From our prospective as a wind turbine manufacturer, the expertise and involvement of Sixense helps us to develop our wind turbines in ways that can take maximum advantage of the operating conditions recommended by Sixense. The issues around the specific impact of wind parks during the particularly sensitive evening period can now be effectively addressed by the wind turbines we produce. In return, our special expertise as a turbine and wind farm developer undoubtedly helps Sixense to continuously improve its knowledge of wind energy technology and related issues.

Quentin Crespel, Acoustics Expert at Nordex France SAS

Measure the tension in the cable stays of the MOHAMMED VI bridge in Morocco

Using vibration to measure the tension in the cable stays of the MOHAMMED VI bridge in Morocco

At 950 metres in length, the Mohammed VI bridge remains the largest cable-stayed bridge on the continent of Africa. For this type of bridge, cable-stay tension must be adjusted throughout the construction phase to balance the stresses in the bridge deck; in this case, the contractors used hydraulic jacks. Following completion, an additional series of tension measurements were required. Having commissioned the structure, the Chinese contractor Cover-Mbec appointed Sixense to conduct a campaign to measure the tension in each cable-stay using vibration techniques.


Traditionally, hydraulic jacks would be used to take these measurements which entails expensive resources and immobilizes significant sections of the structure for extended periods. The alternate vibration method utilized by Sixense measures the vibration frequency of cable-stays, which provides a direct relationship to their static tension. In practice, accelerometers are attached to the cable-stays and oscillated for a short period.


For this project, the only resources required to perform the vibration measurement were a single work cradle and vibration analysis kit. As a result, only one lane of traffic needed to be closed for the work to be carried out successfully. The tension in all 160 of the bridge’s cable-stays was measured this way, and the report delivered on time.


This is our largest cable-stay tension measurement campaign to date, and the local team was supported by just-in-time data analysis by colleagues in France. This allowed us to optimise the measurement report delivery lead time and meet the deadlines set by our customer”

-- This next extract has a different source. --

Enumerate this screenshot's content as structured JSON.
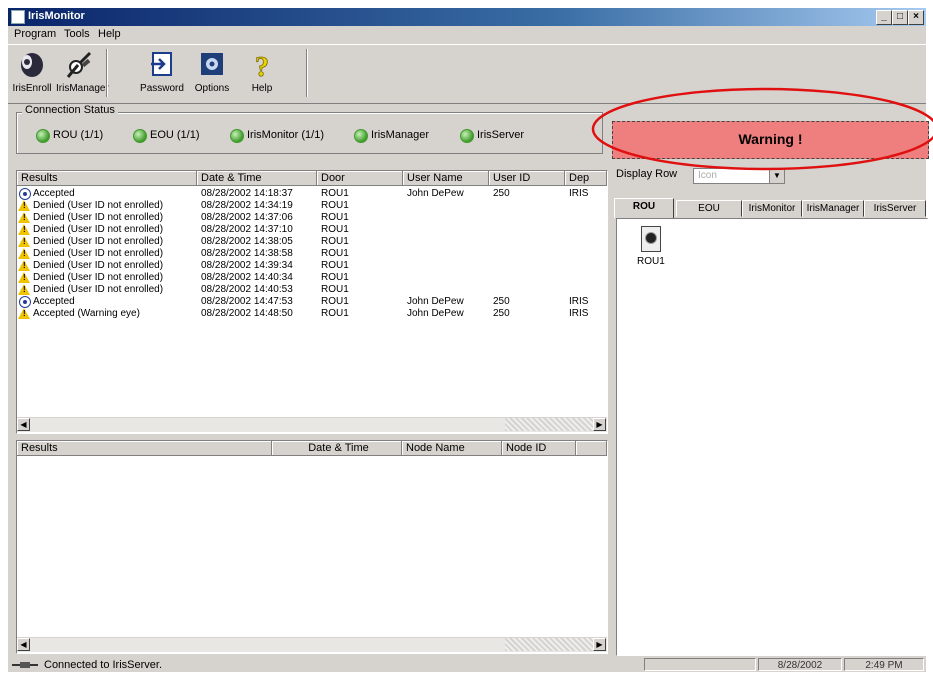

Quentin Common, Project Manager at Sixense

équipes SIXENSE SHM sur le pont Mohamed VI au Maroc
Our monitoring teams at work on the Mohamed VI bridge in Morocco


Need to talk with an expert ? Contact us